"There's a good bit of frustration out here," Jerry Lyda, a father of seven and 1989 graduate of Edneyville High School, told the School Board. "We've been patient. We've been told time and time again that you're next. I don't know what good it does to be next because Hendersonville wants a project and Hendersonville always gets whatever they need whenever they need it."
Noting the presence in the room of Don Ward, an Edneyville native and county commissioner in the 1990s, Bazzle recalled ranking school construction needs 20 years ago on a joint committee made up of county commissioners and school board members.
“We started doing this in 1998,” Bazzle said. “We went through a process, all the schools we looked at, we put them in a hierarchy based on different factors. There were three that were left to do.” The three are Balfour, which is being replaced by the Innovative High School at BRCC, Edneyville Elementary and Hendersonville High School.

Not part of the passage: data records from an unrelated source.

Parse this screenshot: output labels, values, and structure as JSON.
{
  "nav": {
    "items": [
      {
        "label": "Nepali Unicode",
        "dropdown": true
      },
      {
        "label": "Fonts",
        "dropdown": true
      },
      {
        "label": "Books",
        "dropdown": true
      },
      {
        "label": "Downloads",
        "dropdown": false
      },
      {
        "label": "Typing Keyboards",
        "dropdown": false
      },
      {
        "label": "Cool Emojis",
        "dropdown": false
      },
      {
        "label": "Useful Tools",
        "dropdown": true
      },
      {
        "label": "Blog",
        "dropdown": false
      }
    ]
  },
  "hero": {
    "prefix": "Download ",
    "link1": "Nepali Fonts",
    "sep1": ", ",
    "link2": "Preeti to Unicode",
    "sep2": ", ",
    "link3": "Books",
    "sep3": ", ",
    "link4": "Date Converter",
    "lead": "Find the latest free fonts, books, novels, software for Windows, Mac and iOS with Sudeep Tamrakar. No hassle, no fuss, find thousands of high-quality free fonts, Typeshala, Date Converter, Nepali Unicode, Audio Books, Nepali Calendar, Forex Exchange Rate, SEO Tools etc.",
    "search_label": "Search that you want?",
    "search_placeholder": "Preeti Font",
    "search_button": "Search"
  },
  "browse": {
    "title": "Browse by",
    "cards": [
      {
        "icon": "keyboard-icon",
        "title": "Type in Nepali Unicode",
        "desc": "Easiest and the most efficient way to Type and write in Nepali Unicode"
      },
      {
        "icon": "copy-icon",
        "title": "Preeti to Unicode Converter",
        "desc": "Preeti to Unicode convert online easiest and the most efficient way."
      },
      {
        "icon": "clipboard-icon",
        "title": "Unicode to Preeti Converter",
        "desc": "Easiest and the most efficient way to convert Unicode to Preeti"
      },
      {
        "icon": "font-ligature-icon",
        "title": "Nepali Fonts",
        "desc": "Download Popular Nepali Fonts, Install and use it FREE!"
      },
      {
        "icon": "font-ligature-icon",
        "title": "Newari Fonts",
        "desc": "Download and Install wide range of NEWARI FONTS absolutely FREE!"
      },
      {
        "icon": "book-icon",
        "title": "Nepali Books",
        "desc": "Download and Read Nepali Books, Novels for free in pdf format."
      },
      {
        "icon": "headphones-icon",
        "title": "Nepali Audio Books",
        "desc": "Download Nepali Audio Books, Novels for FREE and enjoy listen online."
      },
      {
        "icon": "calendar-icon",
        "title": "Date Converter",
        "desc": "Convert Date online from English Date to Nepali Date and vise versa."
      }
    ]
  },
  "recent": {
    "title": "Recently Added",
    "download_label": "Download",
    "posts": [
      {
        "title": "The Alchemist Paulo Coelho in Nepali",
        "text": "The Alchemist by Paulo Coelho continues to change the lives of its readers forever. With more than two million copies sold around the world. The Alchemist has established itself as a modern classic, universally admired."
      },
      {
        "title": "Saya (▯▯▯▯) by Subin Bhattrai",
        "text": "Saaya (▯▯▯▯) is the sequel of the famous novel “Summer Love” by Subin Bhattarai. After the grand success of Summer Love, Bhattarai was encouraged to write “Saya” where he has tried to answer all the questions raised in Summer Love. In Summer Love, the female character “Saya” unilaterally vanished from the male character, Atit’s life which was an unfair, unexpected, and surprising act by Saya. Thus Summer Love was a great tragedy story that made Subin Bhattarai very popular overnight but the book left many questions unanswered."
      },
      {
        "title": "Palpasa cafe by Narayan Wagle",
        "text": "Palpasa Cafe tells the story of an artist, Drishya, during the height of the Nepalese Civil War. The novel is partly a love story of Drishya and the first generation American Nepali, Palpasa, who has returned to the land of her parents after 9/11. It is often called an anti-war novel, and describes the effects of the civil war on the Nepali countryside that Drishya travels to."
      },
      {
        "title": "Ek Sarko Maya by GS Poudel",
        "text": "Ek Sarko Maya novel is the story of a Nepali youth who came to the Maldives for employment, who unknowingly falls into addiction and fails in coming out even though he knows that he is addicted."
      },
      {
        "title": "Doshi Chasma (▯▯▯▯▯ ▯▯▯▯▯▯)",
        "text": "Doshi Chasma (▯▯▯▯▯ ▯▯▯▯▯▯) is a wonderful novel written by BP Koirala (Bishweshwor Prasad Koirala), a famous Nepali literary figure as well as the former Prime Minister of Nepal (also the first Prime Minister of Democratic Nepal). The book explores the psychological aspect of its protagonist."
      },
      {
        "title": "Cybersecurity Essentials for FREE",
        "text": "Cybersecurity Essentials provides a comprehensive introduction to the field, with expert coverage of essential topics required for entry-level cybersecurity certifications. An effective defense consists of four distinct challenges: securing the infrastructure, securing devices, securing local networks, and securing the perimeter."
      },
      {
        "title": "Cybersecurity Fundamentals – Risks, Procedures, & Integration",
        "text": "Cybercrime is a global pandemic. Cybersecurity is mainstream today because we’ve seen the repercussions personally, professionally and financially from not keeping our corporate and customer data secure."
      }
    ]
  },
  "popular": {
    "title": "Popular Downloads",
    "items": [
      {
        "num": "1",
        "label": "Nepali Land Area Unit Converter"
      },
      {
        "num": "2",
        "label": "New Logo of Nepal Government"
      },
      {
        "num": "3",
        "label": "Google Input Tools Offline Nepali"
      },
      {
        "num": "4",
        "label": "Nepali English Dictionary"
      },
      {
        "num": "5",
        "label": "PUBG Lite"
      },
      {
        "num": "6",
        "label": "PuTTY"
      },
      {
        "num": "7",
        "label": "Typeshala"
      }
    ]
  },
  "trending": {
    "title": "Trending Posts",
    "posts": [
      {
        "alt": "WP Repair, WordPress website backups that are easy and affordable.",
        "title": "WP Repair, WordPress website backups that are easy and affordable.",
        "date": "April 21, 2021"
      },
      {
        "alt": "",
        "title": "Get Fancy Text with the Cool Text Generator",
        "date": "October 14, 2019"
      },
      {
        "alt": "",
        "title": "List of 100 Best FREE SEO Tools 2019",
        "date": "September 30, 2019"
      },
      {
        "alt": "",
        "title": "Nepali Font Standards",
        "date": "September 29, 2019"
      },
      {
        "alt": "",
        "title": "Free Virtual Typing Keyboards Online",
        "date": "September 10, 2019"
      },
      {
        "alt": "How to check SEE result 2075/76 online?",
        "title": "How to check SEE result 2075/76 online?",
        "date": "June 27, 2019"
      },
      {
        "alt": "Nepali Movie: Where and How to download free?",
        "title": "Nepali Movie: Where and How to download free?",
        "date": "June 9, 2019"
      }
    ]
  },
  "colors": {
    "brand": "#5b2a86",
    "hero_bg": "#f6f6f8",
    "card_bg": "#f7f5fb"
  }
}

As for enrollment, Bazzle said projections are hard to pin down, given the community’s population of seasonal farm workers.
“The population in this school fluctuates. It has always fluctuated,” he said. The system tracked where students came from and found that many came from Florida and South Carolina, where they also worked crops. “That’s always a number that changes. … But it hasn’t fluctuated that much in the last four to five years. I do not accept the fact that the numbers do not justify an elementary school.”
“The overriding consideration is, is there a need for a school with 550 students? Yes there is, without a doubt.”
School Board members urged the Edneyville parents to be patient and vowed to fight with them to “Save Edneyville Elementary,” as a letterhead said on top of the parent meeting agenda.

'We'll fight for your school'

“I can see why you’re concerned because in their letter to us it does say (enrollment projections are) raising doubts about the need for that school,” Wood said.
Wood reminded the parents that his wife had taught at Edneyville Elementary for 11 years and he had taught at Edneyville High School.
“I know firsthand the pride that you take in your community, in your schools, your churches,” he said. “I know some of you are still hurting about losing your high school. Believe me, we’ll fight for your school. You’ve made remarkable progress in the last two or three years here.”
Houston also pledged to support Edneyville.
“I’ve been on the board for four years and I know we’ve had this conversation for those four years,” he said. “It was very clear to us that there was a need here and I came on a visit here and I saw the need. We were very clear that Balfour and Edneyville were our No. 1 and Hendersonville was a distant third. Something needed to be done about that but something needed to be done here first. Fiscally I don’t see the sense in spending almost half the cost on renovation when a new school is very easily built here. And even if the numbers did decline some there’s still a need for it.”
Amy Lynn Holt, who joined the board in 2010, said the Edneyville Elementary project was a high priority then and remains one today, whether commissioners agree or not. Commissioners told the School Board that "a compelling case for the construction of a new elementary school simply has not been presented."
“As far as making a case to the commissioners, I didn’t know we needed to do that,” Holt said. “I thought we made decisions on this school system. I thought this was our school district, that we were the School Board.”